The origins of “intersectionality”To understand what intersectionality is, and what it has become, you have to look at Crenshaw’s body of work over the past 30 years on race and civil rights. A graduate of Cornell University, Harvard University, and the University of Wisconsin, Crenshaw has focused in much of her research on the concept of critical race theory.As she detailed in an article written for the Baffler in 2017, critical race theory emergedin the 1980s and ’90s among a group of legal scholars in response to what seemed to Crenshaw and her colleagues like a false consensus: that discrimination and racism inthe law were irrational, and “that once the irrational distortions of bias were removed,the underlying legal and socioeconomic order would revert to a neutral, benign state ofimpersonally apportioned justice.”This was, she argued, a delusion as comforting as it was dangerous. Crenshaw didn’tbelieve racism ceased to exist in 1965 with the passage of the Civil Rights Act, nor thatracism was a mere multi-century aberration that, once corrected through legislativeaction, would no longer impact the law or the people who rely upon it.
1) What gave rise to the concept of intersectionality, what was the federal court’s reasoning denying a case on both race and sex discrimination, and why does Crenshaw conclude that reasoning is invalid?
2) What are “three debates” about intersectionality and how do you conclude they complicate what intersectionality is?
3) Describe the conservative criticism of intersectionality and Crenshaw’s response to those views.
4) How would you succinctly describe the concept of “intersectionality” in a paragraph of 5 to 6sentences?

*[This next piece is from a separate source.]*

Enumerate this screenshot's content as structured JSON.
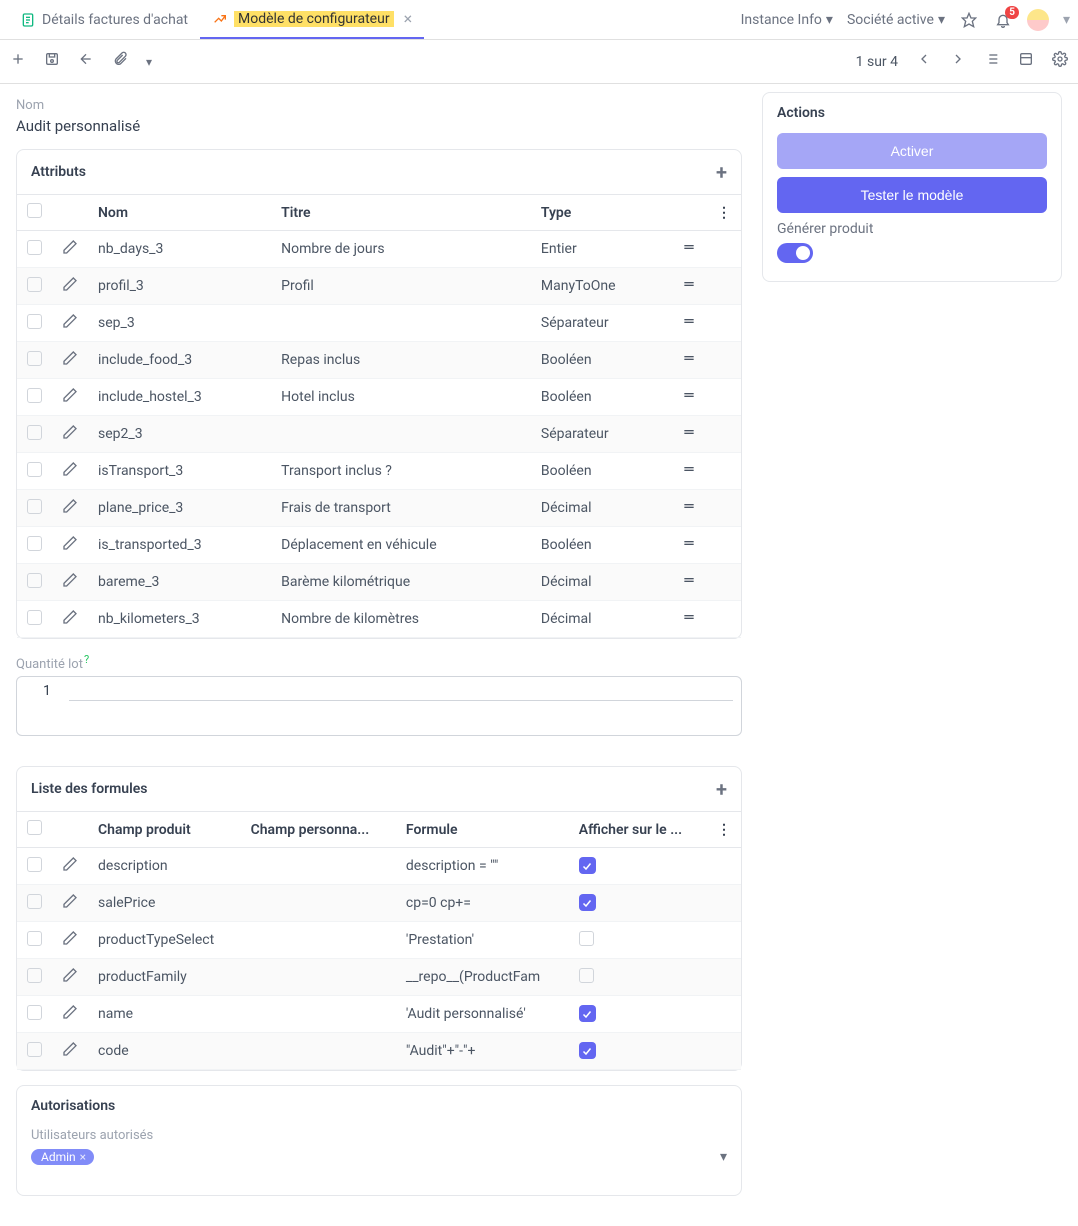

5) How do the concepts of “race” and “ethnicity” overlap? 6) What do you believe are THREE (3) primary elements of identity construction and why? How would those relate to intersectionality?